▸ TASK BRIEF
The response must contain every line from the records below that has "message".
*** Begin section ***
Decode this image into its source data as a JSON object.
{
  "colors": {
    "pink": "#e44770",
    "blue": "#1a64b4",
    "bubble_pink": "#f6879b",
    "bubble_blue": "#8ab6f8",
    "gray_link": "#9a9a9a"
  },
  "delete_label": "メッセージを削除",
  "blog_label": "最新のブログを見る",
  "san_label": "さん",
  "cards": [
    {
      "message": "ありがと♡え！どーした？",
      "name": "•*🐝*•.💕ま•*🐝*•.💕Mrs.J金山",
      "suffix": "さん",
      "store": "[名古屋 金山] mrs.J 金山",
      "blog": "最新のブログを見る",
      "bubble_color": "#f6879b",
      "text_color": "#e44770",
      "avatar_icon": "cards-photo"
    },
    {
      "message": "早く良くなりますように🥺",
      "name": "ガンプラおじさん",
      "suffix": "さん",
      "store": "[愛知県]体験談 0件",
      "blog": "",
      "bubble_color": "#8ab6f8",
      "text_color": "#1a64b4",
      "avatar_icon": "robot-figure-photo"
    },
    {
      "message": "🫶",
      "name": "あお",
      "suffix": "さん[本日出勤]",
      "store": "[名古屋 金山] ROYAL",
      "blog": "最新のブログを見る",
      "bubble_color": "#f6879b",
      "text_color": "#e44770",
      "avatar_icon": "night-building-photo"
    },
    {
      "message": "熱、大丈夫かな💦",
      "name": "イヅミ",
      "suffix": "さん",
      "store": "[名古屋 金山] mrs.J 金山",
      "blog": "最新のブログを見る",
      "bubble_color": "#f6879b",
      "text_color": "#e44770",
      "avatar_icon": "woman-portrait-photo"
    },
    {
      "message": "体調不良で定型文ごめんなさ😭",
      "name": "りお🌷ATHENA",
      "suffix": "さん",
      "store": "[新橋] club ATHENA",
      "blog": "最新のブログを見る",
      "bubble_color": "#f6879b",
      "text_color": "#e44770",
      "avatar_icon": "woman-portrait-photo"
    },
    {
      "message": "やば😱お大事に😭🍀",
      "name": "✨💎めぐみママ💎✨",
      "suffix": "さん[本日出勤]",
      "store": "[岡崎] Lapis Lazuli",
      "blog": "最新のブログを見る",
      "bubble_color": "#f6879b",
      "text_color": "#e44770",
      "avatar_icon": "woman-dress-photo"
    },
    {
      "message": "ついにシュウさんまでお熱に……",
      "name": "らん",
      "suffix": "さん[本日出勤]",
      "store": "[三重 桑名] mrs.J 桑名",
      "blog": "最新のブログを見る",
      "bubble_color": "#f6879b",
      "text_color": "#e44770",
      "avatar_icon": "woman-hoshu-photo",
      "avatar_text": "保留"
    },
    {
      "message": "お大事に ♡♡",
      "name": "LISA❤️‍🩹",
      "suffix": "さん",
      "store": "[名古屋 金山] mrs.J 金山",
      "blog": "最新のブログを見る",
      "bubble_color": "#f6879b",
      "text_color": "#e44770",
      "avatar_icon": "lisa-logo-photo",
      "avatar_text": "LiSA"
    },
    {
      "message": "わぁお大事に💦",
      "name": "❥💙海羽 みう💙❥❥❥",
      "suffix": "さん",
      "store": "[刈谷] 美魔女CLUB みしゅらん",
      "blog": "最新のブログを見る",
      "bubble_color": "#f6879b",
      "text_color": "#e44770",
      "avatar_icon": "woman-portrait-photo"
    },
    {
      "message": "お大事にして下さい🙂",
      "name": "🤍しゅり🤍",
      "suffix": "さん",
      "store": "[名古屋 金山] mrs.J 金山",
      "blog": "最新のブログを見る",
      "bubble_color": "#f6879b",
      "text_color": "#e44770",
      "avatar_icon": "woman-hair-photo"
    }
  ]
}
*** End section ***
▸ ANSWER SPACE
      "message": "ありがと♡え！どーした？",
      "message": "早く良くなりますように🥺",
      "message": "🫶",
      "message": "熱、大丈夫かな💦",
      "message": "体調不良で定型文ごめんなさ😭",
      "message": "やば😱お大事に😭🍀",
      "message": "ついにシュウさんまでお熱に……",
      "message": "お大事に ♡♡",
      "message": "わぁお大事に💦",
      "message": "お大事にして下さい🙂",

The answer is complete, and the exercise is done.